Park Runner Thumb_edited_edited.jpg

Park Runner

This video was made for a 3D visual effects module at uni by myself, and 2 friends.
It takes heavy inspiration from both Blade Runner films, and was a very ambitious project, being the first time any of us had attempt making anything like this.
I was responsible for all the 3D elements, storyboarding the video, and general editing.
Overall the project was fantastic to work on, and I'm glad we pushed ourselves to go for something big. There were a lot of limitations and lessons learnt from behind the camera (real and virtual), and overall I'm really happy with what we produced.


Making of

To help show some of the work that went into the project, here's some behind the scenes photos documenting the production



It was incredibly important to know what we were shooting beforehand, with both the 3D scenes and the live action scenes. While the music was decided on quite quickly, we never adhered that strictly to it. On an even earlier storyboard, we took the essential scenes, cut the rest, and calculated an average scene length of 7 seconds. We knew we wanted the music to climax at the same time as the video, while keeping the more atmospheric parts near the opening, which led to a necessary cut masked during the action scene. In terms of the narrative, we knew we needed to keep it simple with the time constraint imposed by the module (90 secs), and wanted to convey the story visually.

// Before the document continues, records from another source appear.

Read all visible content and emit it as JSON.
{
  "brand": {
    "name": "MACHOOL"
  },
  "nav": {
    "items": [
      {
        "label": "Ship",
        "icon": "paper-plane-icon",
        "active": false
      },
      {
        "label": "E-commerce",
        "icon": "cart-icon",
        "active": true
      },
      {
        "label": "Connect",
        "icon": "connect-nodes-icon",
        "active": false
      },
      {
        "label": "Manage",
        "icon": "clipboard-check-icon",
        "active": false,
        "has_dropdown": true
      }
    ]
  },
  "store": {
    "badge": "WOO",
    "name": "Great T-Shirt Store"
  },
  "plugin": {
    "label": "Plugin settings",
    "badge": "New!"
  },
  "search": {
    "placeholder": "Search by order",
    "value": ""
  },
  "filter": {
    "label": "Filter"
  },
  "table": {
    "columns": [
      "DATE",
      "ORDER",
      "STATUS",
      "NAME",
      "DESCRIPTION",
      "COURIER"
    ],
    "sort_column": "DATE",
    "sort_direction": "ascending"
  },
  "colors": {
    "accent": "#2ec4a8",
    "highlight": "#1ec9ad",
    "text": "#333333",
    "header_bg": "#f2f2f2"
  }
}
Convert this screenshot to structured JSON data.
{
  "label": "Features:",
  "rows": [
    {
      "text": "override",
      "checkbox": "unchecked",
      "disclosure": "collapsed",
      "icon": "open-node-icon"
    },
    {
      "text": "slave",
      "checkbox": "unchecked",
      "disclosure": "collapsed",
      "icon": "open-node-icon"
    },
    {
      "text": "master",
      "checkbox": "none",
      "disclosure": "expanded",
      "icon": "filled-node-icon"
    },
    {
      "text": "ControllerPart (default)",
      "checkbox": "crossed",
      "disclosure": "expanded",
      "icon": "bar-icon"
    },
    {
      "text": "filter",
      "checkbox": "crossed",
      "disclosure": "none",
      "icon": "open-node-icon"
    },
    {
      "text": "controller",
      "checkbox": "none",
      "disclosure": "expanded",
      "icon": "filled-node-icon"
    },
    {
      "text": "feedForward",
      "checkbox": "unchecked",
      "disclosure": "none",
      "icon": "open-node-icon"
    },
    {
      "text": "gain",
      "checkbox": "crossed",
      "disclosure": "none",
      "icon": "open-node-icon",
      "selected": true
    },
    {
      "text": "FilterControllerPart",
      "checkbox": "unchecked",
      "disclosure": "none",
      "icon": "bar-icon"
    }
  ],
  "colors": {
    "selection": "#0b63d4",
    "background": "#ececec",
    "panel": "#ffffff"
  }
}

We started shooting in October, initially doing 2 days back to back, the first going up Leckhampton Hill (where it got freezing cold), and the second in the warmth of the uni's green screen room. We knew we needed another day or two for filming the action scene, and the 'pob room' scene. However, this being our first time integrating live action with CGI meant there were a lot of things we either didn't account for, or had to reshoot a few times to get right. One of those things was the front facing car shot; trying the match the camera height and position with the 3D scene was difficult, but required only a few attempts. Same with the action scene, as the wall the protagonist takes cover behind is photoshopped in, we needed to match the perspective when shooting with the green screen.



The first shot created was the 'Park reveal' scene, which became the testing ground for lighting, scale, and camera settings. The sky was initially going to be orangey, but we wanted a visual dichotomy between interior and exterior, so saved the orange for inside. The dark blue sky also helped it blend with the initial shot using the footage from the top of Leckhampton Hill. After creating several buildings and neon signs from Ruth and Minha's designs, I extended the city strip for the other scenes. While the 'spinner' car model itself isn't particularly impressive, I'm happy with how it turned out and the design led to these gorgeous reflections. All of this took an incredible amount of time to render though. Unfortunately, only one shot (the garage door opening) was rendered overnight due to a miscommunication, and university computers restarting earlier than they were supposed to. The computers would shut off at 6 P.M., so I'd get into uni around 9 A.M. and spend about an hour and a half setting up dozens of computers to render. If I were to improve one thing with the renders, it would be the fog. I tried several methods, none of which functioning better than what was used in the final product. I like the darker spots in it generated by a perlin noise material, but it just came out too thick (I was unable to alter its transparency properly) and noisy.